▶ [What the exercise asks]:
Scan the entries for "Phone". Every line that holds it is to be copied.

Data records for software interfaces
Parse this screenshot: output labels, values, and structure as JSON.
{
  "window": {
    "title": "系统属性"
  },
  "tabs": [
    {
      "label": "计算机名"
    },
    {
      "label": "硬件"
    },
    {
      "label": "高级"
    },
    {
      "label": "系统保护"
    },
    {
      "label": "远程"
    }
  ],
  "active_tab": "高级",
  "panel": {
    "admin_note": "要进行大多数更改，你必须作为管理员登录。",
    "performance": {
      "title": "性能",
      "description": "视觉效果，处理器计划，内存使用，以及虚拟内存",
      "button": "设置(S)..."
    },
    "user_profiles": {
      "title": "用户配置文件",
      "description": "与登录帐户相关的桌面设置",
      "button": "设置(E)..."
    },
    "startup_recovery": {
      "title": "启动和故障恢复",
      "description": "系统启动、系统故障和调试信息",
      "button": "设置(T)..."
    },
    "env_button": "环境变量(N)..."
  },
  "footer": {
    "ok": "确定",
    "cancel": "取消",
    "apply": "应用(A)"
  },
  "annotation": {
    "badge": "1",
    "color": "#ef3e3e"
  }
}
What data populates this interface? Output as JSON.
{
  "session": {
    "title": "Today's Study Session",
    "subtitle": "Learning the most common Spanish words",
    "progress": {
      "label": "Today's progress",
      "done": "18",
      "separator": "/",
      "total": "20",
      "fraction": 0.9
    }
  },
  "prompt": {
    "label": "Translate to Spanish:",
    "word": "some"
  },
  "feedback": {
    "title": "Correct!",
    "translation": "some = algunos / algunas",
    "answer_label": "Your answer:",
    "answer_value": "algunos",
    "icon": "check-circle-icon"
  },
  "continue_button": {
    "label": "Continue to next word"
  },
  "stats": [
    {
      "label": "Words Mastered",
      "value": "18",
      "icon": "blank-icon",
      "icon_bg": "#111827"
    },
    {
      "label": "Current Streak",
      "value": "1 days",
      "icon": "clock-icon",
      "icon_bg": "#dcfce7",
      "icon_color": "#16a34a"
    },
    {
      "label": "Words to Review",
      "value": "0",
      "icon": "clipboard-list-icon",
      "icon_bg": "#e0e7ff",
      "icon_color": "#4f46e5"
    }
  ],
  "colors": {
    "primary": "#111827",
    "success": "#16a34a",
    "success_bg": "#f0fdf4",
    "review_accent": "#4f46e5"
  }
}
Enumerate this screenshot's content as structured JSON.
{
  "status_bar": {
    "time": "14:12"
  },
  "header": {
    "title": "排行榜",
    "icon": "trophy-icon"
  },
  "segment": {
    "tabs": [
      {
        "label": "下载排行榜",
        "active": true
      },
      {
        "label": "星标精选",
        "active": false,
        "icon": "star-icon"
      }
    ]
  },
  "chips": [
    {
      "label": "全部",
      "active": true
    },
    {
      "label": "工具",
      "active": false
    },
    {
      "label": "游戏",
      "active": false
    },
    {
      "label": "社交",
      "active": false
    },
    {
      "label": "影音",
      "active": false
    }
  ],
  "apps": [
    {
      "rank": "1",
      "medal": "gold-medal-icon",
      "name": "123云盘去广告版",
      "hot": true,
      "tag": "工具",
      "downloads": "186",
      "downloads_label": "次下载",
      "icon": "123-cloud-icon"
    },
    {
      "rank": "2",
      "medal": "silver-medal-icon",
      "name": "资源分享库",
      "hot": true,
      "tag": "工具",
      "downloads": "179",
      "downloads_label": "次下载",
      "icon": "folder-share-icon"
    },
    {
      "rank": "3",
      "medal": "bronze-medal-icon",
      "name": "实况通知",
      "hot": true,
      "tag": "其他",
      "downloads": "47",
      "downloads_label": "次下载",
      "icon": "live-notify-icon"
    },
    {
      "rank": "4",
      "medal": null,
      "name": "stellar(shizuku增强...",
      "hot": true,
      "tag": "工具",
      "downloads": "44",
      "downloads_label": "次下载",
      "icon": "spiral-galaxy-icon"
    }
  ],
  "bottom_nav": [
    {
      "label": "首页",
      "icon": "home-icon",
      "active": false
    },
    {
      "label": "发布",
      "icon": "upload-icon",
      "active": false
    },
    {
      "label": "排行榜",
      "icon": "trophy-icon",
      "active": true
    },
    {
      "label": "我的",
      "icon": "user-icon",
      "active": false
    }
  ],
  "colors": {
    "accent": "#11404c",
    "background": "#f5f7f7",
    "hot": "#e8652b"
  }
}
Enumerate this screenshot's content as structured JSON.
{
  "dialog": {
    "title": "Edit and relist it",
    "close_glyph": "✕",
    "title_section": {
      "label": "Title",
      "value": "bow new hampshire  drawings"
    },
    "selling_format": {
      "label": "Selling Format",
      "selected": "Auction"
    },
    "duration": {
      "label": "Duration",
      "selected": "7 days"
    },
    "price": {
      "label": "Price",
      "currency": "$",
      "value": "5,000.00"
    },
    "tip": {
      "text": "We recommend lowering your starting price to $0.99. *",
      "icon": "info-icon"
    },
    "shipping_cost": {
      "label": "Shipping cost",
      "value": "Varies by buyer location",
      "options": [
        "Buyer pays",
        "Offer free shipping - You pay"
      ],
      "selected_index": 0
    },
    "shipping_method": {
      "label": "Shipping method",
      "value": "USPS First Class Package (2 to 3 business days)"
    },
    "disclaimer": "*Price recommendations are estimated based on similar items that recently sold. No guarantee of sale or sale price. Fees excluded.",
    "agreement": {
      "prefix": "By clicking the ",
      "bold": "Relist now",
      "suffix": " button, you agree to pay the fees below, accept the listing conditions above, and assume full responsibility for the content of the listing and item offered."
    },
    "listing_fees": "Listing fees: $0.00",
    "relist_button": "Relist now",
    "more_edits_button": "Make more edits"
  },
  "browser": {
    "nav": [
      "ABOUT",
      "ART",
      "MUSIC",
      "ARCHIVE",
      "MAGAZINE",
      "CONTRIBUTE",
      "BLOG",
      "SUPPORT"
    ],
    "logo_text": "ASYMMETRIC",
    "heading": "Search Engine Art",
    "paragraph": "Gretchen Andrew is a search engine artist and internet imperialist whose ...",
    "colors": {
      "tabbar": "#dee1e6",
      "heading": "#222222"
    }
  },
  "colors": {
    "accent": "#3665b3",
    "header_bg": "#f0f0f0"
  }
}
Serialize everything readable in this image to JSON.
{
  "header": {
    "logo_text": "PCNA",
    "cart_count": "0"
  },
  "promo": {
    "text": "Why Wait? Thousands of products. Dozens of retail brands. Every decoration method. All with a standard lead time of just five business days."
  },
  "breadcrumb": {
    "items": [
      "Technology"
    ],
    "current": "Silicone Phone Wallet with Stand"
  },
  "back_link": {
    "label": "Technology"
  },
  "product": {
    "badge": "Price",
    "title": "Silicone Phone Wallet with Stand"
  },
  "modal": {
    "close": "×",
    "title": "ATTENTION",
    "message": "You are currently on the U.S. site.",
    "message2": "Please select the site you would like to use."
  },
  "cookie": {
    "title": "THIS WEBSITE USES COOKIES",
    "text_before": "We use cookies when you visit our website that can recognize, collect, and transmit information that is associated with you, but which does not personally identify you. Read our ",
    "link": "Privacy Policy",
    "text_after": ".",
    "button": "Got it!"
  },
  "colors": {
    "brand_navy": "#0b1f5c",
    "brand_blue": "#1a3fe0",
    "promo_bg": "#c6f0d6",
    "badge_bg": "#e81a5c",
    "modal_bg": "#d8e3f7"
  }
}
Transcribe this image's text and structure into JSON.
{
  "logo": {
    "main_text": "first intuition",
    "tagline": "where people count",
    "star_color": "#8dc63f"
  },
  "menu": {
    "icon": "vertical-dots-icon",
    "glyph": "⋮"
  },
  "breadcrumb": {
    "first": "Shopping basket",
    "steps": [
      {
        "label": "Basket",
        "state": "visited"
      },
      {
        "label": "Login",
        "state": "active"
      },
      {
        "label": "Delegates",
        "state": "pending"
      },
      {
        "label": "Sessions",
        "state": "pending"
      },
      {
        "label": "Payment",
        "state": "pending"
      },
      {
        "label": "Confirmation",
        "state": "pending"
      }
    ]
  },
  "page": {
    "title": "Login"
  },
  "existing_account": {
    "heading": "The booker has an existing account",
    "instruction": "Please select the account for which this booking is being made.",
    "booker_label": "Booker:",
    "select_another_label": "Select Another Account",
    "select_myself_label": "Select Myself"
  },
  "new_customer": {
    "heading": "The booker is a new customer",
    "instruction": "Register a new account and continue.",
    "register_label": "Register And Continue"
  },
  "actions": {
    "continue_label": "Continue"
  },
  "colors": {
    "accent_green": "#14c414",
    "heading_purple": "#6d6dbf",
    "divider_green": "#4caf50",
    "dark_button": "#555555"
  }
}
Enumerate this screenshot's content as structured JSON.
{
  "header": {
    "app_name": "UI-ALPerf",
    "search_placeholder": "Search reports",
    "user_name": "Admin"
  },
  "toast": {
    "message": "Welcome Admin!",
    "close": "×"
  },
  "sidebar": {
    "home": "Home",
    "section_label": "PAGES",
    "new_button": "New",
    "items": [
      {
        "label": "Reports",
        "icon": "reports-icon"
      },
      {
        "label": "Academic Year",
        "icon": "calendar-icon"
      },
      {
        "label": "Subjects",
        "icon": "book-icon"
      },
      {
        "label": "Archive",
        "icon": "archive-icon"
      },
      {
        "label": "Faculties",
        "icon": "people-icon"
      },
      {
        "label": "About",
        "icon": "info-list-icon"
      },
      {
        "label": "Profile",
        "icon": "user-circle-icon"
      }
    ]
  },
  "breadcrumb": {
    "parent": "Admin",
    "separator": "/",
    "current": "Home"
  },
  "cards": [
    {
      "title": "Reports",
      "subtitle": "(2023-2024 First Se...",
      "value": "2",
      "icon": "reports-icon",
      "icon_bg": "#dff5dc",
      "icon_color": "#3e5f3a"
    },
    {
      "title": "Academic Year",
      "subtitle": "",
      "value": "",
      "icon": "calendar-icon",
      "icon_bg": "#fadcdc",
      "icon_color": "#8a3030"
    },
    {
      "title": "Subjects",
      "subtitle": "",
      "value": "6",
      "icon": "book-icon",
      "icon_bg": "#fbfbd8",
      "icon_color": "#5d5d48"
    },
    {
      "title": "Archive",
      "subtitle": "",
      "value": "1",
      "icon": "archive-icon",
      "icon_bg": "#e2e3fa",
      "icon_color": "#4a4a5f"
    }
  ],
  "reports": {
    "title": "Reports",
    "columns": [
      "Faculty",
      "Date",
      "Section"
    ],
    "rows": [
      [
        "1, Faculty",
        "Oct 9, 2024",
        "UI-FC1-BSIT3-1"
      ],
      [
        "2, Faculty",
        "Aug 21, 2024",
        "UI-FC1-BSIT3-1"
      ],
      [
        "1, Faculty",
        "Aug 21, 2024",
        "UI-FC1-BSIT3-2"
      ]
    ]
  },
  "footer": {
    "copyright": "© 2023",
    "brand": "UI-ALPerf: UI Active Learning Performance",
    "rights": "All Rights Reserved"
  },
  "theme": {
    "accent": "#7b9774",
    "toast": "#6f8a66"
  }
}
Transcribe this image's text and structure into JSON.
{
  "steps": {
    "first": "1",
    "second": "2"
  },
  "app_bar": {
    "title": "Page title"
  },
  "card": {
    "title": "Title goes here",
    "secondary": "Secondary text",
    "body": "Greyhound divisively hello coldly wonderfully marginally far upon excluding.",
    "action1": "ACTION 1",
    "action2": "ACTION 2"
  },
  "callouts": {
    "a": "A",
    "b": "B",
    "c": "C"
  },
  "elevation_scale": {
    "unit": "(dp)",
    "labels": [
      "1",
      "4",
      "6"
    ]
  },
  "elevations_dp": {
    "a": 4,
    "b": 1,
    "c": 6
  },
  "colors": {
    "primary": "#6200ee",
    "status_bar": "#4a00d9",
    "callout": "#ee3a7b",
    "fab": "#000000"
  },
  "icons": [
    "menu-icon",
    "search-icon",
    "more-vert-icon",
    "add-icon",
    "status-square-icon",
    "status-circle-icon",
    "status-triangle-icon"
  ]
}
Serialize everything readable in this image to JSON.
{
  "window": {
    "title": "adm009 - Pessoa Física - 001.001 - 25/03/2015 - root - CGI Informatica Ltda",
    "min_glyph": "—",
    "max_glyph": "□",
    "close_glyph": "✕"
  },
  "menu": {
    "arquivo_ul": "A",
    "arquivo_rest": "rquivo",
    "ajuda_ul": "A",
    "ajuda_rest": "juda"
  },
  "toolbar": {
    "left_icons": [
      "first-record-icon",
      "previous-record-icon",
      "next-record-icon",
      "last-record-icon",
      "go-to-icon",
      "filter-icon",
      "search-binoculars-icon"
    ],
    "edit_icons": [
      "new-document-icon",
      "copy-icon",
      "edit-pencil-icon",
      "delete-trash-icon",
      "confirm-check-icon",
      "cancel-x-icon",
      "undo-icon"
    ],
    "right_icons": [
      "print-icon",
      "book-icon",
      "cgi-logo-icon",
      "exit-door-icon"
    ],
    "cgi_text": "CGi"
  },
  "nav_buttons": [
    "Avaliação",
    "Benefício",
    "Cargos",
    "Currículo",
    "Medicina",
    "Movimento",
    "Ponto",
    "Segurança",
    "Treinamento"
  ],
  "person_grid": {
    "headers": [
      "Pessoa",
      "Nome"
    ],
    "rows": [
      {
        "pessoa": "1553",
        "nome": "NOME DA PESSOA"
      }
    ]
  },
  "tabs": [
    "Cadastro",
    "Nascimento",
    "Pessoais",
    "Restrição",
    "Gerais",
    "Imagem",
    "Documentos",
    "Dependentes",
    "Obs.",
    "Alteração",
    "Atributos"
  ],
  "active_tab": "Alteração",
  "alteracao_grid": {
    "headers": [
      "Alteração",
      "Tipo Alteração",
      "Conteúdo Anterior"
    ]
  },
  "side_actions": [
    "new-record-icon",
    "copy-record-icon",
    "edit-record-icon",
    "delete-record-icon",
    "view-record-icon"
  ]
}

▶ [Exercise solution]:
    "current": "Silicone Phone Wallet with Stand"
    "title": "Silicone Phone Wallet with Stand"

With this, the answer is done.